“A rhetorical question is, if you have a community like CRIT, with a very small population with rights to 720,000 acre-feet in Arizona and California, and some of that water they are not using and the rest is being used to grow alfalfa, what do you think is going to happen a generation out?” he told Western Water.
“I think a lot of people don’t really appreciate just how difficult it is to develop water in a political sense. If a tribe has unlimited resources, then the politics are not quite as big an issue. But it’s very difficult to wrest water away from communities that have been relying on it and using it.”
~Stanley Pollack, an attorney for the Navajo Nation in New Mexico
For its part, the Colorado River Research Group, in its 2016 tribal water report, noted that providing Colorado River tribes with the water needed to sustain communities and build economies “is both a legal and moral imperative,” and must be done “in a way that embraces creative, flexible and efficient uses of water, often in partnership with non‐Indian water users.” The way forward, they said, is through negotiated settlements, especially those that empower the tribes to lease water to off-reservation users.
In New Mexico, the Navajo Nation agreed to receive less water than they believe they were entitled to in return for an agreement that the federal and state governments would provide the infrastructure to bring water to the Navajo communities where it was needed.
“That’s the way these deals work,” Fleck said. “That’s why they are called settlements.

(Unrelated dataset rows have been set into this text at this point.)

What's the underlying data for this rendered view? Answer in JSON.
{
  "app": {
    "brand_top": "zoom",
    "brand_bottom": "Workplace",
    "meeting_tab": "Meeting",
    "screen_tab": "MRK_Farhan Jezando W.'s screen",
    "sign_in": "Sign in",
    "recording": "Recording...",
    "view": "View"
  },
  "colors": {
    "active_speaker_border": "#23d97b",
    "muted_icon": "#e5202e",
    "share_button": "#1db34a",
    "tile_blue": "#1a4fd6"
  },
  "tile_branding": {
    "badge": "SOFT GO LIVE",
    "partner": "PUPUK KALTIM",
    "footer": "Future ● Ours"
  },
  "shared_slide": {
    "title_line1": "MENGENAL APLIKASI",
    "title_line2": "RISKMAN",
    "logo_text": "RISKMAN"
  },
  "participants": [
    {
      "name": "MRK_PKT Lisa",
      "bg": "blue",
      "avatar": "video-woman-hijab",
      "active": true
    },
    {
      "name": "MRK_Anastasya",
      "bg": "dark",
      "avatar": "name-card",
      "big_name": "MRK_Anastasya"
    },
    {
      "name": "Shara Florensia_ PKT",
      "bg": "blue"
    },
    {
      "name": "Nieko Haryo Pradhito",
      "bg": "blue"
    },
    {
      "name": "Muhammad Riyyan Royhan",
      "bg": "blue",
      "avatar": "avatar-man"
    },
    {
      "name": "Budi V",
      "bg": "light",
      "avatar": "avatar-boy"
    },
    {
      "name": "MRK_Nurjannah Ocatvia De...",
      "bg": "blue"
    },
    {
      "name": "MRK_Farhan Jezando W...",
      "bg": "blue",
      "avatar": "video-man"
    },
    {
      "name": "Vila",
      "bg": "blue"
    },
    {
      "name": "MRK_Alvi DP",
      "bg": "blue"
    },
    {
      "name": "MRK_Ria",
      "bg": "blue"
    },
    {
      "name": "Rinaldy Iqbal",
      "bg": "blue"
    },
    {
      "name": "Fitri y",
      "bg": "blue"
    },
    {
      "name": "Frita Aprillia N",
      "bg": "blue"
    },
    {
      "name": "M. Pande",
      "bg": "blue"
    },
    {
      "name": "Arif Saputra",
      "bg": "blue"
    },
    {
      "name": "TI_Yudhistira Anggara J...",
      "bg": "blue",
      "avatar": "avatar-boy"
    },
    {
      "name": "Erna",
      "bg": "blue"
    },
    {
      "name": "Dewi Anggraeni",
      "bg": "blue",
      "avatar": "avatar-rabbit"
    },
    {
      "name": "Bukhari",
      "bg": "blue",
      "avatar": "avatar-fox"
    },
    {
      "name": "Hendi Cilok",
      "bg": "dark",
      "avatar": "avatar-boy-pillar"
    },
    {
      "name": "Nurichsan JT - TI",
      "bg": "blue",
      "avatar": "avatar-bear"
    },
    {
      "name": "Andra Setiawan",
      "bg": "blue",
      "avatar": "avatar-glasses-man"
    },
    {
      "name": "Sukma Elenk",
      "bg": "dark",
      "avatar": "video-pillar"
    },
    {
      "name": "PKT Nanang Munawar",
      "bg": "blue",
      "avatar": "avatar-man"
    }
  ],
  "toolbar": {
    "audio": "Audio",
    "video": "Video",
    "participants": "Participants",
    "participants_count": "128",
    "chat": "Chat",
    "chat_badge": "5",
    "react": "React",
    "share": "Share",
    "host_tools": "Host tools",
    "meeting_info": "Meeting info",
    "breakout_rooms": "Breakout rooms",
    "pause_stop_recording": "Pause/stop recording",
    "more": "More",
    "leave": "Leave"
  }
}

It’s because the Indians agreed to settle for less than they might get, which is a benefit to the non-Indian water users.”
Not all non-Indian water users agree. After an appeals court allowed the Navajo Nation settlement to proceed in April 2018, Victor Marshall, an attorney for more than 20 community water and irrigation districts in New Mexico, vowed to press on, telling the Albuquerque Journal that the appeals court decision “destroys New Mexico’s remaining water supply.”
Cloud said tribes are expecting to engage nontribal users in a conversation about what the fulfillment of their full water rights means.
“That is where this tribal water study really comes into play because it will have the data to back that up,” she said.
While progress for the tribes will be a slow grind, Pollack said, declining water levels at Lake Powell and Lake Mead and the impending threat of water cutbacks for Arizona and Nevada will likely “create a different paradigm on the river.”
“They are talking about a 50-50 chance of a shortage in 2020 and once these shortages start kicking in and start having their effect on existing water supplies, folks are going to start looking around and saying, what are all the tools that we have in the toolbox?” Pollack said. “They [major water users] have been using a number of tools, such as the drought contingency plan, but I think at some point they are going to realize that tribes need to be a part of the solution and the tribes need to have their assets be part of the toolbox.”
While the Ten Tribes Partnership includes many different people across a wide geographic swath, it is unified in its desire to get all the water it is entitled to.
“That’s what drives our partnership,” said Cloud, the partnership’s chair. “We do realize that each tribe, they govern themselves differently; they have different traditions and different uses for their water. But the water is our common ground. We all have the same voice that we want to protect the water. We value the water—the spirit of the water. It’s a driving force for us as tribes coming together as one.”
- Aquapedia: Colorado River
- Aquapedia: Federal reserved rights
- Western Water: The Colorado River: Living with Risk, Avoiding Curtailment, Fall 2017
- Western Water: Historic Drought and the Colorado River: Today and Tomorrow, November/December 2015
- Western Water: An Era of New Partnerships on the Colorado River, November/December 2013
- Western Water: A Call to Action? The Colorado River Basin Supply and Demand Study, November/December 2012